JK: It’s definitely helpful for your digital executor to have access to your computer when you’re gone. But your computer won’t keep working forever. I mean, your descendants 100 years from now aren’t going to be gathering around great-great-grandma Agatha’s antique iMac to look at photos. The same is true of most storage media — hard drives and SSDs don’t last forever, and CDs and DVDs deteriorate over time. You can buy so-called “archival” media, but there’s no telling whether someone in the distant future will be able to find a device that can still read it. Imagine if someone handed you a floppy disk that was recorded 30 years ago. Even if the data’s still intact, it’s basically useless to you.
There are many ways to approach this problem, and although there aren’t any perfect solutions, using more than one kind of storage media, storing copies separately, and asking your heirs to occasionally copy your data onto new media are steps in the right direction. If you can get Tim and Felicia to integrate your data into their own, which is then backed up regularly and passed on to their kids, that will increase the longevity of your files significantly.
AA: So now you’re going to tell me that if I want all the details about how to plan for my digital legacy, I have to buy your book?
JK: You? Nah, you get the family discount of 100 percent off. But definitely tell all your friends to buy it!

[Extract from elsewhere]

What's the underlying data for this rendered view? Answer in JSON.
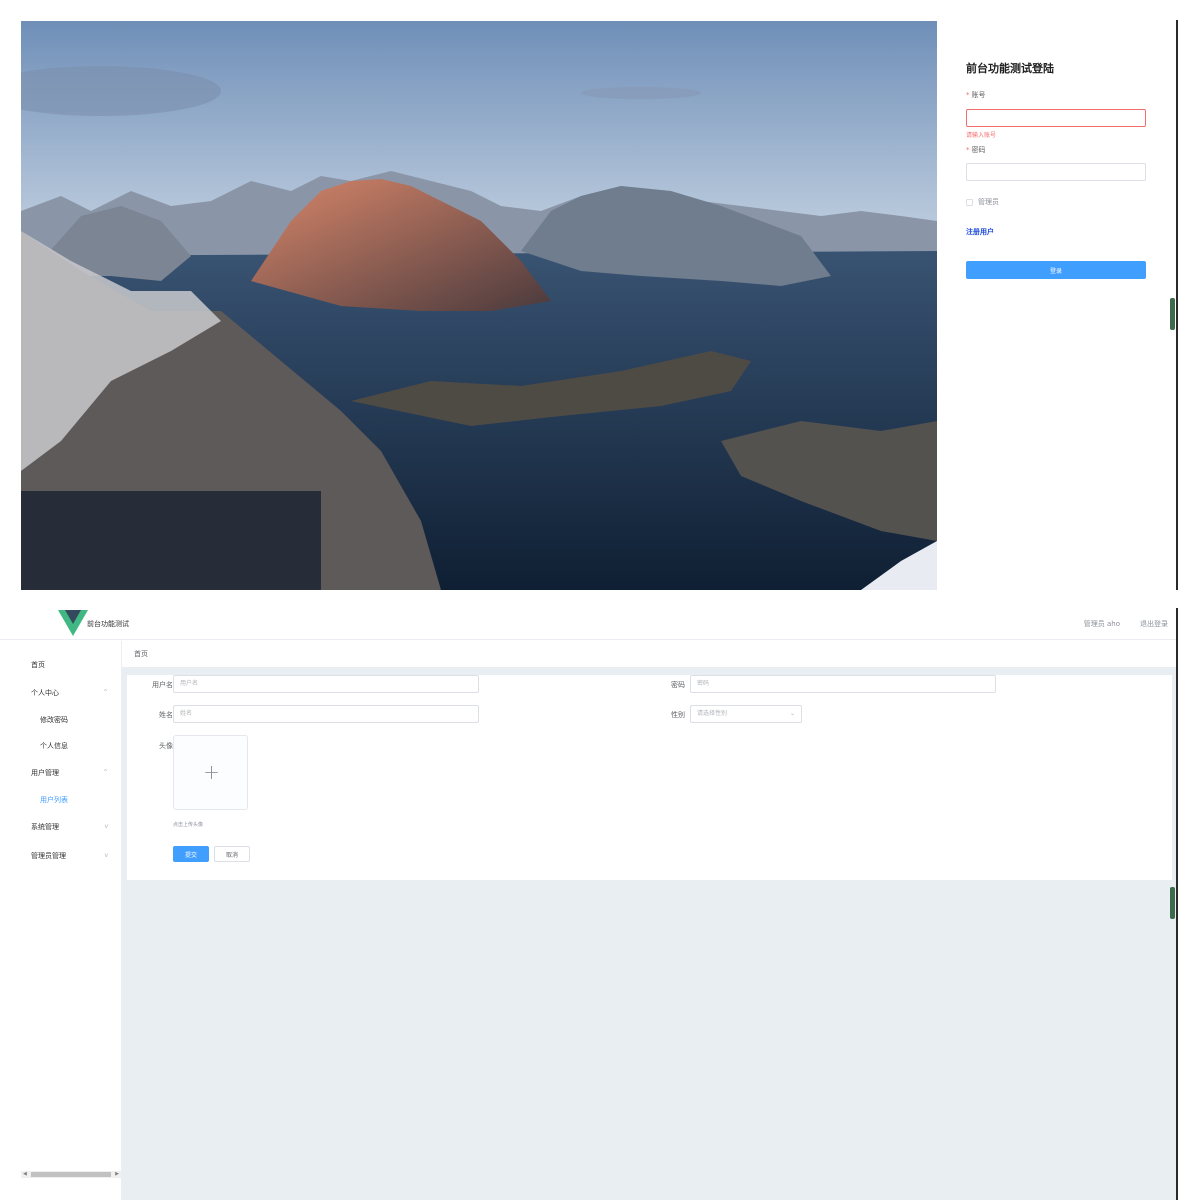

Thanks to my imaginary Aunt Agatha for cleverly asking all the right questions about “.” The book, which costs $15, goes into complete detail about all the topics mentioned here and much more. It shows you how to inventory your digital assets, prepare a digital will (with the included template file), share passwords securely, scan old photos, make decisions about social media accounts, and much more. I hope you’ll find it helpful in planning your own digital legacy.